Search the Cinema Head Cheese Archives!

October 10, 2013

Movie Review: Halloween (35th Anniversary Edition, Blu-ray)

When John Carpenter and Debra Hill unleashed the original Halloween on moviegoers in 1978, horror would never be the same. The success of Halloween brought on hordes of rip-offs - even the equally lucrative Friday the 13th series was a cash-in. This amazing feat in independent cinema a testament of the magic created by the team of those talented young filmmakers and actress, Jamie Lee Curtis. I don't know how many times I've seen it but I do know I've seen Halloween on just about every format. The latest Blu-ray release of Halloween has some nice little upgrades on quality on the previous release - but is it worth the upgrade?

Halloween hits the viewer instantly with a fantastic opening P.O.V showing a young Michael Myers lurking around his house, grabbing a knife and slowly going up the stairs where he goes to off his very naked sister. This is a textbook way to open a horror movie in my opinion. It is horror, right? Carpenter is aware of what he wants do - and that's to scare the shit out of you.
As we all know, Michael grows up, escapes from an insane asylum and returns to the scene to murder his younger sister, Laurie Strode (Jamie Lee Curtis, The Fog, Prom Night). Possibly the greatest character in this storied franchise is Dr. Sam Loomis, played by the always remarkable Donald Pleasance, a man on a mission to kill the hulking, William Shatner mask wearing psycho.
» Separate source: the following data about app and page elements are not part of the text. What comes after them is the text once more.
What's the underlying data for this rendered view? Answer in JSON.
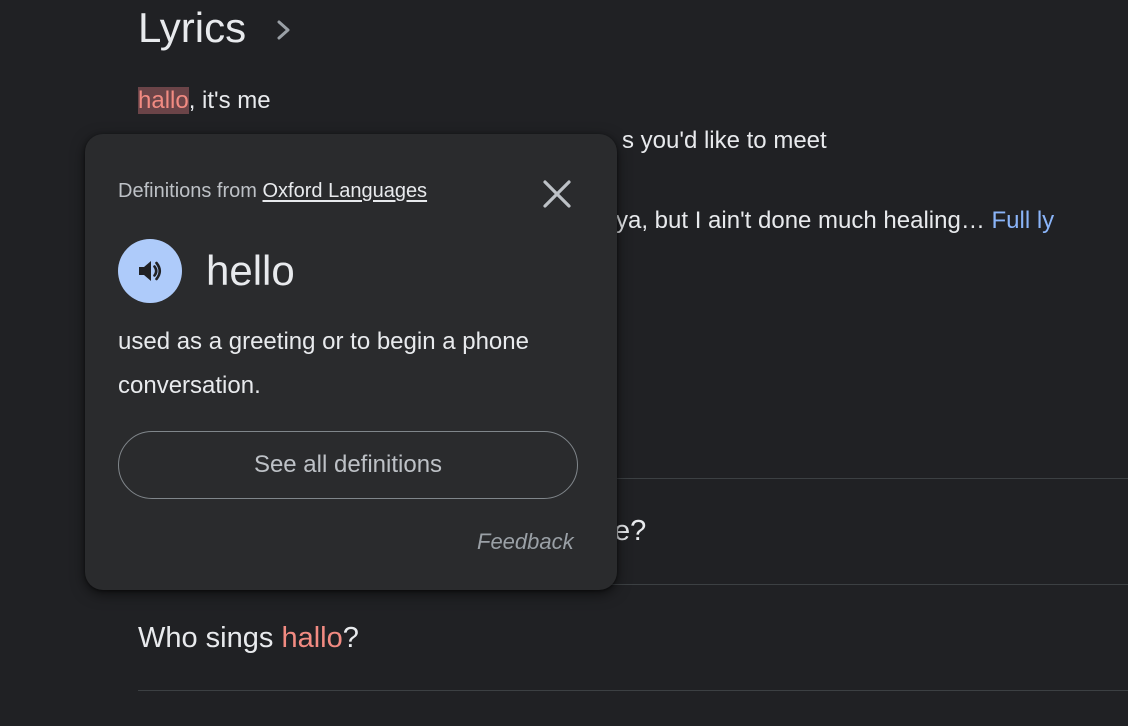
{
  "lyrics": {
    "title": "Lyrics",
    "line1_highlight": "hallo",
    "line1_rest": ", it's me",
    "line2_visible": "s you'd like to meet",
    "line3_visible": "ya, but I ain't done much healing…",
    "full_lyrics_link": "Full ly"
  },
  "faq": {
    "q1_visible": "e?",
    "q2_prefix": "Who sings ",
    "q2_highlight": "hallo",
    "q2_suffix": "?"
  },
  "popup": {
    "source_prefix": "Definitions from ",
    "source_link": "Oxford Languages",
    "word": "hello",
    "definition": "used as a greeting or to begin a phone conversation.",
    "see_all_label": "See all definitions",
    "feedback_label": "Feedback",
    "close_icon": "close-icon",
    "speaker_icon": "speaker-icon"
  },
  "colors": {
    "background": "#202124",
    "popup_bg": "#2a2b2d",
    "highlight_text": "#f28b82",
    "link_blue": "#8ab4f8",
    "speaker_bg": "#aecbfa"
  }
}
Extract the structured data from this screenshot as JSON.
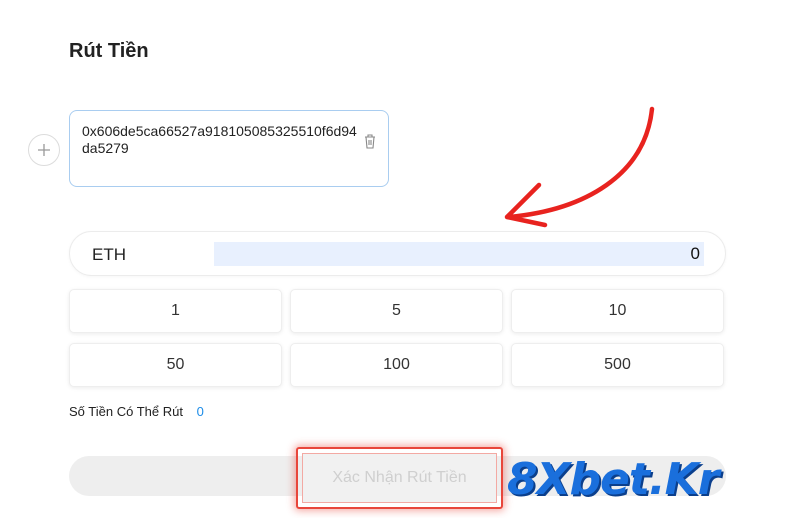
{
  "page": {
    "title": "Rút Tiền"
  },
  "wallet": {
    "address": "0x606de5ca66527a918105085325510f6d94da5279"
  },
  "amount": {
    "currency": "ETH",
    "value": "0"
  },
  "presets": [
    "1",
    "5",
    "10",
    "50",
    "100",
    "500"
  ],
  "available": {
    "label": "Số Tiền Có Thể Rút",
    "value": "0"
  },
  "confirm": {
    "label": "Xác Nhận Rút Tiền"
  },
  "logo": {
    "text_main": "8Xbet",
    "text_dot": ".",
    "text_tld": "Kr"
  },
  "colors": {
    "accent_blue": "#1c8ce8",
    "highlight_red": "#e8463b",
    "input_fill": "#e8f0fe"
  }
}
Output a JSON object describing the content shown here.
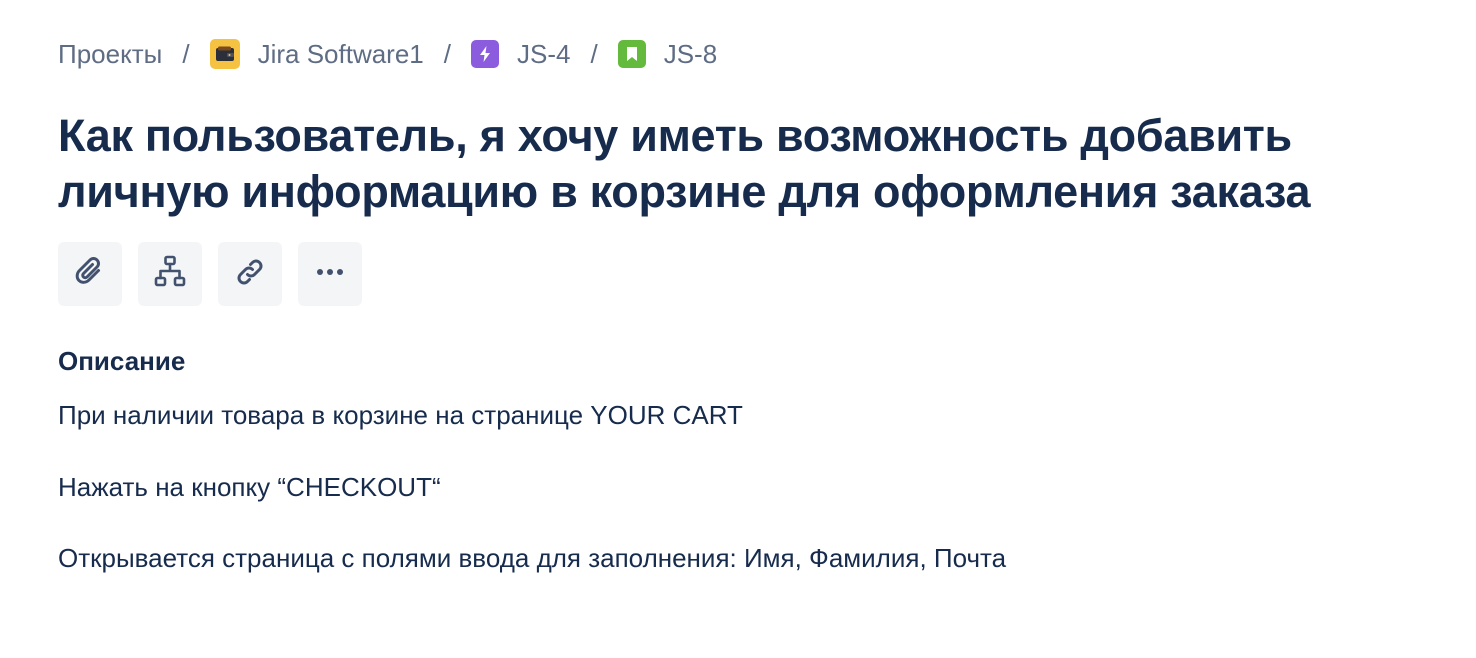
{
  "breadcrumb": {
    "items": [
      {
        "label": "Проекты",
        "icon": null
      },
      {
        "label": "Jira Software1",
        "icon": "project-wallet-icon"
      },
      {
        "label": "JS-4",
        "icon": "epic-lightning-icon"
      },
      {
        "label": "JS-8",
        "icon": "story-bookmark-icon"
      }
    ],
    "separator": "/"
  },
  "issue": {
    "title": "Как пользователь, я хочу иметь возможность добавить личную информацию в корзине для оформления заказа"
  },
  "toolbar": {
    "buttons": [
      {
        "icon": "paperclip-icon"
      },
      {
        "icon": "child-issues-icon"
      },
      {
        "icon": "link-icon"
      },
      {
        "icon": "more-icon"
      }
    ]
  },
  "description": {
    "heading": "Описание",
    "paragraphs": [
      "При наличии товара в корзине на странице YOUR CART",
      "Нажать на кнопку “CHECKOUT“",
      "Открывается страница с полями ввода для заполнения: Имя, Фамилия, Почта"
    ]
  },
  "colors": {
    "text_primary": "#172b4d",
    "text_secondary": "#5e6c84",
    "button_bg": "#f4f5f7",
    "project_icon": "#f5c242",
    "epic_icon": "#8b5cde",
    "story_icon": "#63ba3c"
  }
}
Director of Photography, Dean Cundey makes Carpenter's job easier with his masterful use of the entire frame. His techniques are a huge reason why this film still grabs you even after seeing it multiple times. Cundey is thankfully on board here to help make this 35th Anniversary edition of Halloween the best representation of the film ever produced.

The extras on this new Blu-ray release should not disappoint as we get some deleted scenes that you may recognize from the TV version, a couple of  featurettes – The Night She Came Home and On Location: 25 Years Later, newly recorded commentary with both Carpenter and Curtis as well as some trailers. It’s not quite as loaded as you’d might think but that’s a small complaint.

Carpenter and Curtis have a fantastic camaraderie on the commentary track - as well they should because they had what was almost a father-daughter relationship on the production. The late Debra Hill (who you can see in the interviews) was a motherly type to the at the time, 19 year-old Curtis. Overall the track has a nice balance of technical and playful reminiscing from both. Curtis seems to be having fun watching it yet again and actually embraces her start as a “scream queen”. The track is definitely worth a listen and one of the reasons to snatch this edition up.

I could gush for hours about how great Halloween is with a series of frothy, cotton-candy remarks about the film, but I'm not. Chances are you've seen it and already know that it's one of the greatest genre films ever made. What is important is whether you should upgrade. My answer to that is, with the improved restoration and some of the new extra features, this release is a no-brainer purchase that needs to be in the collection of everybody who calls them self a horror fan. Highly Recommended.

No comments:

Post a Comment